**TASK BRIEF**: Verbatim copy without images: repeat the records in full.
LISTED ENTRIES below:
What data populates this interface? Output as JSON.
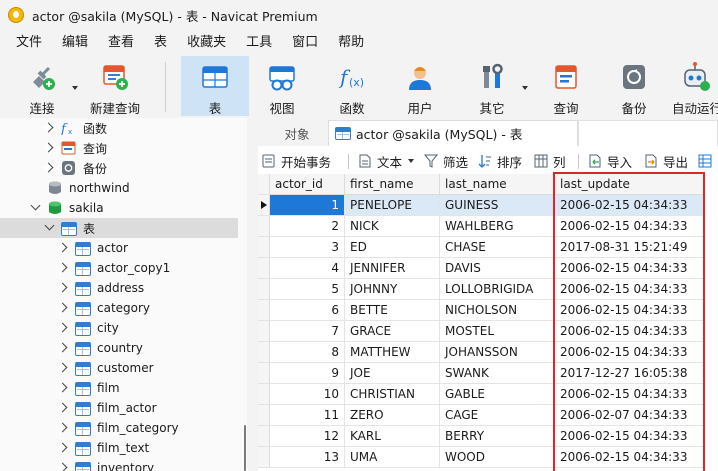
{
  "window": {
    "title": "actor @sakila (MySQL) - 表 - Navicat Premium"
  },
  "menu": [
    "文件",
    "编辑",
    "查看",
    "表",
    "收藏夹",
    "工具",
    "窗口",
    "帮助"
  ],
  "toolbar": {
    "connect": "连接",
    "new_query": "新建查询",
    "table": "表",
    "view": "视图",
    "function": "函数",
    "user": "用户",
    "other": "其它",
    "query": "查询",
    "backup": "备份",
    "automation": "自动运行"
  },
  "nav": {
    "functions": "函数",
    "queries": "查询",
    "backups": "备份",
    "db_northwind": "northwind",
    "db_sakila": "sakila",
    "tables_group": "表",
    "tables": [
      "actor",
      "actor_copy1",
      "address",
      "category",
      "city",
      "country",
      "customer",
      "film",
      "film_actor",
      "film_category",
      "film_text",
      "inventory"
    ]
  },
  "tabs": {
    "objects": "对象",
    "actor": "actor @sakila (MySQL) - 表"
  },
  "subtoolbar": {
    "begin_transaction": "开始事务",
    "text": "文本",
    "filter": "筛选",
    "sort": "排序",
    "columns": "列",
    "import": "导入",
    "export": "导出"
  },
  "grid": {
    "columns": [
      "actor_id",
      "first_name",
      "last_name",
      "last_update"
    ],
    "rows": [
      [
        "1",
        "PENELOPE",
        "GUINESS",
        "2006-02-15 04:34:33"
      ],
      [
        "2",
        "NICK",
        "WAHLBERG",
        "2006-02-15 04:34:33"
      ],
      [
        "3",
        "ED",
        "CHASE",
        "2017-08-31 15:21:49"
      ],
      [
        "4",
        "JENNIFER",
        "DAVIS",
        "2006-02-15 04:34:33"
      ],
      [
        "5",
        "JOHNNY",
        "LOLLOBRIGIDA",
        "2006-02-15 04:34:33"
      ],
      [
        "6",
        "BETTE",
        "NICHOLSON",
        "2006-02-15 04:34:33"
      ],
      [
        "7",
        "GRACE",
        "MOSTEL",
        "2006-02-15 04:34:33"
      ],
      [
        "8",
        "MATTHEW",
        "JOHANSSON",
        "2006-02-15 04:34:33"
      ],
      [
        "9",
        "JOE",
        "SWANK",
        "2017-12-27 16:05:38"
      ],
      [
        "10",
        "CHRISTIAN",
        "GABLE",
        "2006-02-15 04:34:33"
      ],
      [
        "11",
        "ZERO",
        "CAGE",
        "2006-02-07 04:34:33"
      ],
      [
        "12",
        "KARL",
        "BERRY",
        "2006-02-15 04:34:33"
      ],
      [
        "13",
        "UMA",
        "WOOD",
        "2006-02-15 04:34:33"
      ]
    ]
  }
}
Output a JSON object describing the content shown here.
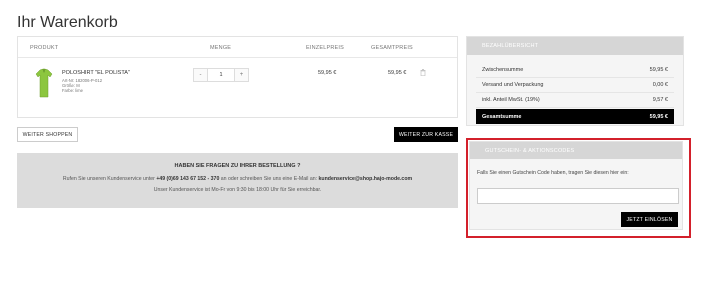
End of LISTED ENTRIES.
**OUTPUT**:
What data populates this interface? Output as JSON.
{
  "window": {
    "title": "actor @sakila (MySQL) - 表 - Navicat Premium"
  },
  "menu": [
    "文件",
    "编辑",
    "查看",
    "表",
    "收藏夹",
    "工具",
    "窗口",
    "帮助"
  ],
  "toolbar": {
    "connect": "连接",
    "new_query": "新建查询",
    "table": "表",
    "view": "视图",
    "function": "函数",
    "user": "用户",
    "other": "其它",
    "query": "查询",
    "backup": "备份",
    "automation": "自动运行"
  },
  "nav": {
    "functions": "函数",
    "queries": "查询",
    "backups": "备份",
    "db_northwind": "northwind",
    "db_sakila": "sakila",
    "tables_group": "表",
    "tables": [
      "actor",
      "actor_copy1",
      "address",
      "category",
      "city",
      "country",
      "customer",
      "film",
      "film_actor",
      "film_category",
      "film_text",
      "inventory"
    ]
  },
  "tabs": {
    "objects": "对象",
    "actor": "actor @sakila (MySQL) - 表"
  },
  "subtoolbar": {
    "begin_transaction": "开始事务",
    "text": "文本",
    "filter": "筛选",
    "sort": "排序",
    "columns": "列",
    "import": "导入",
    "export": "导出"
  },
  "grid": {
    "columns": [
      "actor_id",
      "first_name",
      "last_name",
      "last_update"
    ],
    "rows": [
      [
        "1",
        "PENELOPE",
        "GUINESS",
        "2006-02-15 04:34:33"
      ],
      [
        "2",
        "NICK",
        "WAHLBERG",
        "2006-02-15 04:34:33"
      ],
      [
        "3",
        "ED",
        "CHASE",
        "2017-08-31 15:21:49"
      ],
      [
        "4",
        "JENNIFER",
        "DAVIS",
        "2006-02-15 04:34:33"
      ],
      [
        "5",
        "JOHNNY",
        "LOLLOBRIGIDA",
        "2006-02-15 04:34:33"
      ],
      [
        "6",
        "BETTE",
        "NICHOLSON",
        "2006-02-15 04:34:33"
      ],
      [
        "7",
        "GRACE",
        "MOSTEL",
        "2006-02-15 04:34:33"
      ],
      [
        "8",
        "MATTHEW",
        "JOHANSSON",
        "2006-02-15 04:34:33"
      ],
      [
        "9",
        "JOE",
        "SWANK",
        "2017-12-27 16:05:38"
      ],
      [
        "10",
        "CHRISTIAN",
        "GABLE",
        "2006-02-15 04:34:33"
      ],
      [
        "11",
        "ZERO",
        "CAGE",
        "2006-02-07 04:34:33"
      ],
      [
        "12",
        "KARL",
        "BERRY",
        "2006-02-15 04:34:33"
      ],
      [
        "13",
        "UMA",
        "WOOD",
        "2006-02-15 04:34:33"
      ]
    ]
  }
}
Output a JSON object describing the content shown here.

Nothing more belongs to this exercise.